AVAILABLE DATA ▸

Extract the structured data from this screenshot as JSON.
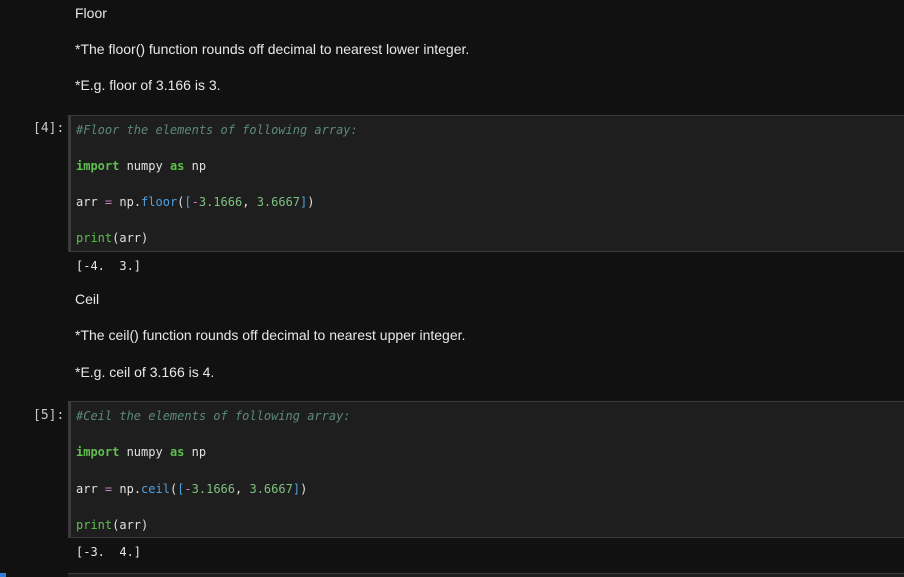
{
  "floor_section": {
    "heading": "Floor",
    "desc": "*The floor() function rounds off decimal to nearest lower integer.",
    "example": "*E.g. floor of 3.166 is 3."
  },
  "cell_floor": {
    "prompt": "[4]:",
    "comment": "#Floor the elements of following array:",
    "import_kw": "import",
    "import_mod": " numpy ",
    "as_kw": "as",
    "alias": " np",
    "assign_lhs": "arr ",
    "assign_op": "=",
    "np_prefix": " np.",
    "func": "floor",
    "open_paren": "(",
    "open_br": "[",
    "neg_op": "-",
    "val1": "3.1666",
    "comma": ", ",
    "val2": "3.6667",
    "close_br": "]",
    "close_paren": ")",
    "print_fn": "print",
    "print_arg": "(arr)",
    "output": "[-4.  3.]"
  },
  "ceil_section": {
    "heading": "Ceil",
    "desc": "*The ceil() function rounds off decimal to nearest upper integer.",
    "example": "*E.g. ceil of 3.166 is 4."
  },
  "cell_ceil": {
    "prompt": "[5]:",
    "comment": "#Ceil the elements of following array:",
    "import_kw": "import",
    "import_mod": " numpy ",
    "as_kw": "as",
    "alias": " np",
    "assign_lhs": "arr ",
    "assign_op": "=",
    "np_prefix": " np.",
    "func": "ceil",
    "open_paren": "(",
    "open_br": "[",
    "neg_op": "-",
    "val1": "3.1666",
    "comma": ", ",
    "val2": "3.6667",
    "close_br": "]",
    "close_paren": ")",
    "print_fn": "print",
    "print_arg": "(arr)",
    "output": "[-3.  4.]"
  }
}
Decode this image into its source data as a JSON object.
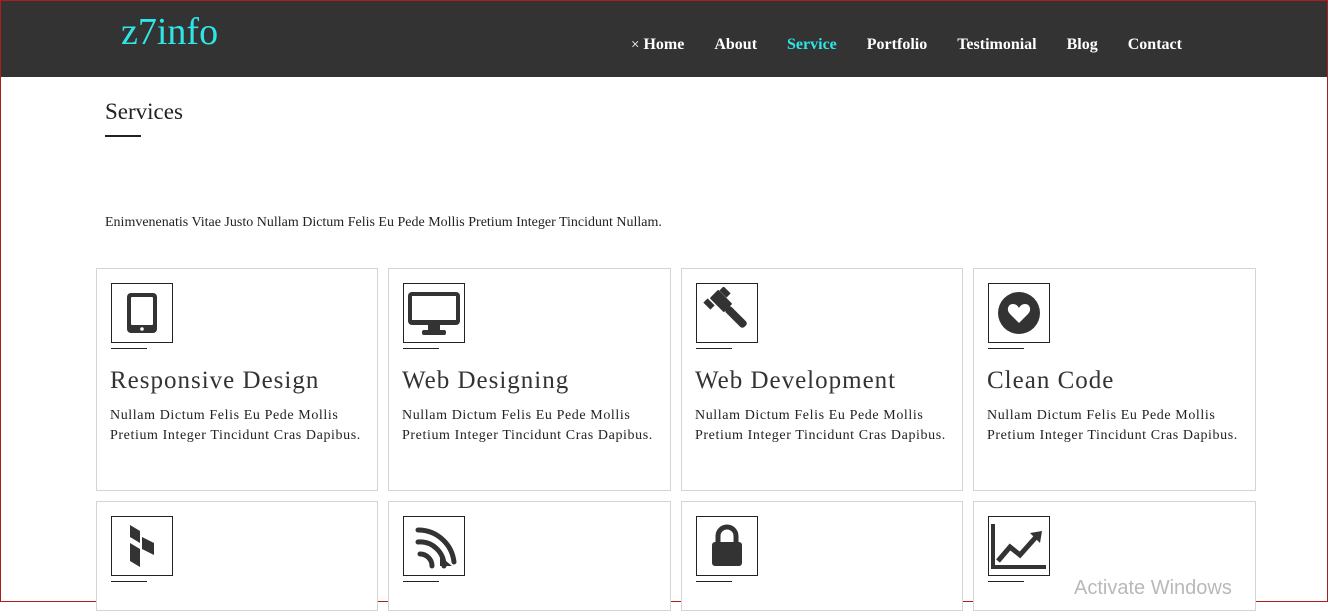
{
  "header": {
    "brand": "z7info",
    "nav": [
      {
        "label": "Home",
        "prefix": "×",
        "active": false
      },
      {
        "label": "About",
        "active": false
      },
      {
        "label": "Service",
        "active": true
      },
      {
        "label": "Portfolio",
        "active": false
      },
      {
        "label": "Testimonial",
        "active": false
      },
      {
        "label": "Blog",
        "active": false
      },
      {
        "label": "Contact",
        "active": false
      }
    ]
  },
  "services": {
    "title": "Services",
    "intro": "Enimvenenatis Vitae Justo Nullam Dictum Felis Eu Pede Mollis Pretium Integer Tincidunt Nullam.",
    "cards": [
      {
        "icon": "tablet-icon",
        "title": "Responsive Design",
        "description": "Nullam Dictum Felis Eu Pede Mollis Pretium Integer Tincidunt Cras Dapibus."
      },
      {
        "icon": "desktop-icon",
        "title": "Web Designing",
        "description": "Nullam Dictum Felis Eu Pede Mollis Pretium Integer Tincidunt Cras Dapibus."
      },
      {
        "icon": "gavel-icon",
        "title": "Web Development",
        "description": "Nullam Dictum Felis Eu Pede Mollis Pretium Integer Tincidunt Cras Dapibus."
      },
      {
        "icon": "heart-icon",
        "title": "Clean Code",
        "description": "Nullam Dictum Felis Eu Pede Mollis Pretium Integer Tincidunt Cras Dapibus."
      },
      {
        "icon": "houzz-icon",
        "title": "",
        "description": ""
      },
      {
        "icon": "signal-feed-icon",
        "title": "",
        "description": ""
      },
      {
        "icon": "lock-icon",
        "title": "",
        "description": ""
      },
      {
        "icon": "line-chart-icon",
        "title": "",
        "description": ""
      }
    ]
  },
  "watermark": "Activate Windows",
  "colors": {
    "navbar": "#333333",
    "accent": "#2ee6e6",
    "border": "#d4d4d4"
  }
}
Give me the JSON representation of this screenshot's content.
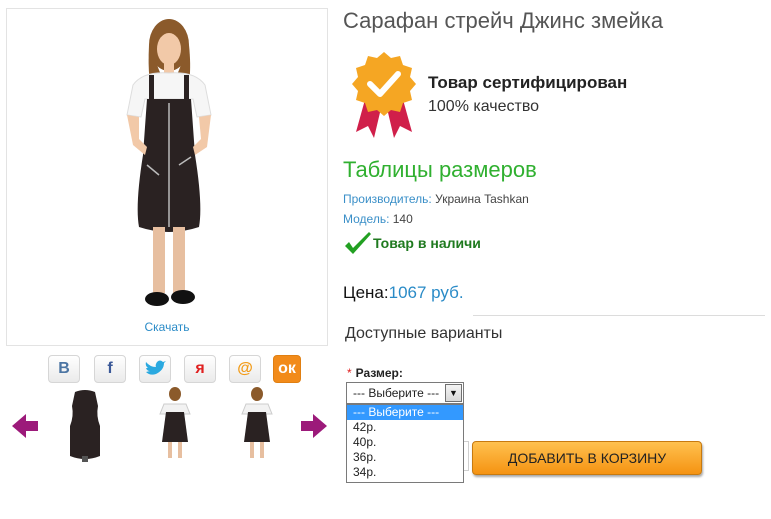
{
  "product": {
    "title": "Сарафан стрейч Джинс змейка",
    "download_label": "Скачать"
  },
  "share": [
    "vk-icon",
    "facebook-icon",
    "twitter-icon",
    "moimir-icon",
    "mail-icon",
    "odnoklassniki-icon"
  ],
  "certificate": {
    "title": "Товар сертифицирован",
    "subtitle": "100% качество"
  },
  "size_tables_link": "Таблицы размеров",
  "manufacturer": {
    "label": "Производитель:",
    "value": "Украина Tashkan"
  },
  "model": {
    "label": "Модель:",
    "value": "140"
  },
  "stock_status": "Товар в наличи",
  "price": {
    "label": "Цена:",
    "value": "1067 руб."
  },
  "variants": {
    "title": "Доступные варианты",
    "size_label": "Размер:",
    "required_mark": "*",
    "selected": "--- Выберите ---",
    "options": [
      "--- Выберите ---",
      "42р.",
      "40р.",
      "36р.",
      "34р."
    ]
  },
  "add_to_cart_label": "ДОБАВИТЬ В КОРЗИНУ",
  "colors": {
    "link": "#2a8bc7",
    "green_link": "#30b030",
    "stock_green": "#1f7a1f",
    "button_orange": "#f59312",
    "arrow_purple": "#9c1a7a"
  }
}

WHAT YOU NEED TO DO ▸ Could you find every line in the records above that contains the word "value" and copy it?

EXERCISE OUTPUT ▸
    "value": "Украина Tashkan"
    "value": "140"
    "value": "1067 руб."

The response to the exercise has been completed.